"The Byers strategy is really quite brilliant," says one competition expert. "He has created the perception that he is depoliticising merger policy when actually he has intervened more in the space of the last year than his three predecessors did put together."

Competition lawyers also point to the way in which, unseen by the public eye, successive Labour secretaries of state have begun to undermine the system of confidential advice that the Office of Fair Trading gives to ministers and to companies which are contemplating mergers.

In the past 18 months there are thought to have been four occasions on which the confidential advice of the OFT has been ignored, including at least one of the recent mergers involving electricity utilities.

It does not do for ministers to be seen to be perpetually at odds with the competition authorities.

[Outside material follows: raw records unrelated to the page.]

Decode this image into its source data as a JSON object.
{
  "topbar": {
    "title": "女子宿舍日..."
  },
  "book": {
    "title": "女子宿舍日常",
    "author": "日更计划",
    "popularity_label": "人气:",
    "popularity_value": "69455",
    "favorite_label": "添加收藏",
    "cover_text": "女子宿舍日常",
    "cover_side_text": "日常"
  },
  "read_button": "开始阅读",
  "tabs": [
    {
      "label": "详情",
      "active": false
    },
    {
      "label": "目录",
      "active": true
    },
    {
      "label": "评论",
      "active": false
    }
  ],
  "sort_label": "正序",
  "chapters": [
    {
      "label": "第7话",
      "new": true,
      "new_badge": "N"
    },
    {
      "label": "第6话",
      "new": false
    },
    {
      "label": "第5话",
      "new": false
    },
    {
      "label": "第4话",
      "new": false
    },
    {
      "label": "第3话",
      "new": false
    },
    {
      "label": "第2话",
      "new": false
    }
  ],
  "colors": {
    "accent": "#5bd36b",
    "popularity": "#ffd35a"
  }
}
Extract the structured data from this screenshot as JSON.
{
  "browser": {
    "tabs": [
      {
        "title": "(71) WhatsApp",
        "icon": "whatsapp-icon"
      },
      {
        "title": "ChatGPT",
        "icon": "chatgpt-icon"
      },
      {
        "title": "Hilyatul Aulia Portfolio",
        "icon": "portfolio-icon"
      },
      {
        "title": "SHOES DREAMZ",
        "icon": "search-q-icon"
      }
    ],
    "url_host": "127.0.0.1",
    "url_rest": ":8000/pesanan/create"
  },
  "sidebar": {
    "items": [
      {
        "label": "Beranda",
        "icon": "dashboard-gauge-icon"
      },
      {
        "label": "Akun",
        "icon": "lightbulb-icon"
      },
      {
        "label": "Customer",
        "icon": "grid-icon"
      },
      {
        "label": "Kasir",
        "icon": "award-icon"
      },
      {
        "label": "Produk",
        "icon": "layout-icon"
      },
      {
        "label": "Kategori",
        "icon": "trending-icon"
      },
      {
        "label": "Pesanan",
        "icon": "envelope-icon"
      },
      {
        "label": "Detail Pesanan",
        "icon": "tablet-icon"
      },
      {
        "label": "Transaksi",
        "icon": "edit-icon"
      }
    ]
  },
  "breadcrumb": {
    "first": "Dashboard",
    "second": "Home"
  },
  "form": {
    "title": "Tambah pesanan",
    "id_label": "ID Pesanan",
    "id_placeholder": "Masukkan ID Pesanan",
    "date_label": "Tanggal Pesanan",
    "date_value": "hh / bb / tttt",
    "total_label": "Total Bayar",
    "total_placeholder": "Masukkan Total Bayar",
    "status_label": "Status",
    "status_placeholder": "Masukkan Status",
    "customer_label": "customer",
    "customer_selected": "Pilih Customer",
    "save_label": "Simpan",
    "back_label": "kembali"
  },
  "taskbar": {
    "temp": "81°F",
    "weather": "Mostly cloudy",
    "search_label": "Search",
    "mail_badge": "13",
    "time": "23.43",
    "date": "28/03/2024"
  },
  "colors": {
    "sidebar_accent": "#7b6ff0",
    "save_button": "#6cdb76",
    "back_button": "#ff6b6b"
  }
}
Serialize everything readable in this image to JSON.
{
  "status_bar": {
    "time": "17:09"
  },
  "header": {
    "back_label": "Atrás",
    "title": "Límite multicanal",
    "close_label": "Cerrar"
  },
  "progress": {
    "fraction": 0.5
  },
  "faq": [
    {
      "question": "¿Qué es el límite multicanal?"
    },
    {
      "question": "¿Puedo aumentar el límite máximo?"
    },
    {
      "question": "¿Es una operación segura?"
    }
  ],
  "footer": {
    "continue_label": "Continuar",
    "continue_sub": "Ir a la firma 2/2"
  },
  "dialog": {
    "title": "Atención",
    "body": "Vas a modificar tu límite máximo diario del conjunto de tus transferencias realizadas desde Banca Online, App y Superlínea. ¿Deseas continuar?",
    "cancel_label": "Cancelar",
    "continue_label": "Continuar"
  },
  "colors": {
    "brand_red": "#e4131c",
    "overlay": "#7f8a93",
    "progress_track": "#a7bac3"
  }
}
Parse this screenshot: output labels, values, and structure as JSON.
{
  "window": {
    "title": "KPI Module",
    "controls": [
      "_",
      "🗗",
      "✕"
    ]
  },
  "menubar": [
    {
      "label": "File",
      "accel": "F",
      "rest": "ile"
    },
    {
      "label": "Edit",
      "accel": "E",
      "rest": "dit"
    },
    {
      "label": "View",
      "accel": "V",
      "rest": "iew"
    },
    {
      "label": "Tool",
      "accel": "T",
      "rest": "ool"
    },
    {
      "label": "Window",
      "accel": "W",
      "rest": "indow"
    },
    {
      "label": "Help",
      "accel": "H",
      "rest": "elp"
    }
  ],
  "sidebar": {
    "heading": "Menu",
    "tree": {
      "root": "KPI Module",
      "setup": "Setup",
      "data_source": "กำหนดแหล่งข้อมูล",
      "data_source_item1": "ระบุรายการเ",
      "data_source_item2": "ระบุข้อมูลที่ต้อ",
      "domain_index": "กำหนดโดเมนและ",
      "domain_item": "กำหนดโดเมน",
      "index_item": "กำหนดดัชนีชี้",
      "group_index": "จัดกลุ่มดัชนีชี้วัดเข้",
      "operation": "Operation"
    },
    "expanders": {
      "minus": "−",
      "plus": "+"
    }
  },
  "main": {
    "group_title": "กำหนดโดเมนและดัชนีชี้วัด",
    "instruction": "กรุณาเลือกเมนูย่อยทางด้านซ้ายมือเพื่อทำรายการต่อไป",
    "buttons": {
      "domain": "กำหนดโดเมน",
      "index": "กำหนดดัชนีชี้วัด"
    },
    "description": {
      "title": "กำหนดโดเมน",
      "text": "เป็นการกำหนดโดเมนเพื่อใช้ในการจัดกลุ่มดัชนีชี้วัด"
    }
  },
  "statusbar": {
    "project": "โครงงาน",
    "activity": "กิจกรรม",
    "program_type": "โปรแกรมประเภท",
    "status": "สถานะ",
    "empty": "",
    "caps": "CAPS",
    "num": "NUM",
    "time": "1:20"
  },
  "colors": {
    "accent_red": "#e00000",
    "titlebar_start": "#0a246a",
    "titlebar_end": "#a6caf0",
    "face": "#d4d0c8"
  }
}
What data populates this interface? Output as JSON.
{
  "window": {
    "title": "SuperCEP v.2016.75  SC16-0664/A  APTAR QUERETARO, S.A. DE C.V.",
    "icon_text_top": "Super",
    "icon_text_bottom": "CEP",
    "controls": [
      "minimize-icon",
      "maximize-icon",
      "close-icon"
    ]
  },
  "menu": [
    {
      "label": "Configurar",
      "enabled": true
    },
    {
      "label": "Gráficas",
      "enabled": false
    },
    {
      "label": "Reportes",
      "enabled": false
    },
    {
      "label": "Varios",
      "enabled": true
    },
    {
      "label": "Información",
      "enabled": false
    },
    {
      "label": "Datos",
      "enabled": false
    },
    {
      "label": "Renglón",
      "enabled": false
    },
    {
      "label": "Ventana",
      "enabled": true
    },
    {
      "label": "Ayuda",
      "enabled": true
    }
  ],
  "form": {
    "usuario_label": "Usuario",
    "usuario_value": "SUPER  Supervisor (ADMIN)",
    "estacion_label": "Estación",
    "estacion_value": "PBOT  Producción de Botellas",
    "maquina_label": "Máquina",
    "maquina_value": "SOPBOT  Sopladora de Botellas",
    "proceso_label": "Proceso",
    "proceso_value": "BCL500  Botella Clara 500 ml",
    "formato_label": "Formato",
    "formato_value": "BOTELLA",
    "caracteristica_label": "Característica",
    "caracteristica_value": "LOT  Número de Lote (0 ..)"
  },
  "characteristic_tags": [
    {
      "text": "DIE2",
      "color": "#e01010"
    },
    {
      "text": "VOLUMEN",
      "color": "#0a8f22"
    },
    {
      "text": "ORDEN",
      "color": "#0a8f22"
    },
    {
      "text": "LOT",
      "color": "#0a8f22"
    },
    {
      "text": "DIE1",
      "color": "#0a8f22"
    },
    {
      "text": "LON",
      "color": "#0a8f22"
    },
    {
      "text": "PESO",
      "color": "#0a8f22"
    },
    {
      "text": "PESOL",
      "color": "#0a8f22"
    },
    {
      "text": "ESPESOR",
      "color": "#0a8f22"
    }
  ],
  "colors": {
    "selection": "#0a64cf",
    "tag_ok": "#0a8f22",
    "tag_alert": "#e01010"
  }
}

Part of the reason Mr Bridgeman's predecessor as director general of Fair Trading, Sir Bryan Carsberg, quit unexpectedly was said to be his exasperation at being repeatedly second-guessed in Victoria Street. Ministers generally learn, therefore, how to be more subtle about bending the competition authorities to their will. "Rather than overruling the OFT in public, the best solution is to lean on it in advance so that it comes up with the advice that you want to hear," says one seasoned veteran of merger investigations.

When, and indeed if, Mr Byers' reform of merger policy actually becomes law, he will still have the scope to intervene in two specific areas - defence mergers and those involving newspapers.

But, crucially, he will also retain the reserve power to intervene on grounds of "exceptional public interest" above and beyond competition concerns. The Secretary of State will have the right to determine what constitutes exceptional public interest but so far he has not enlightened anyone as to the circumstances in which he might use his powers.

As one jaundiced observer notes: "Even if they get around to reforming the system, I wonder whether anyone will notice the difference."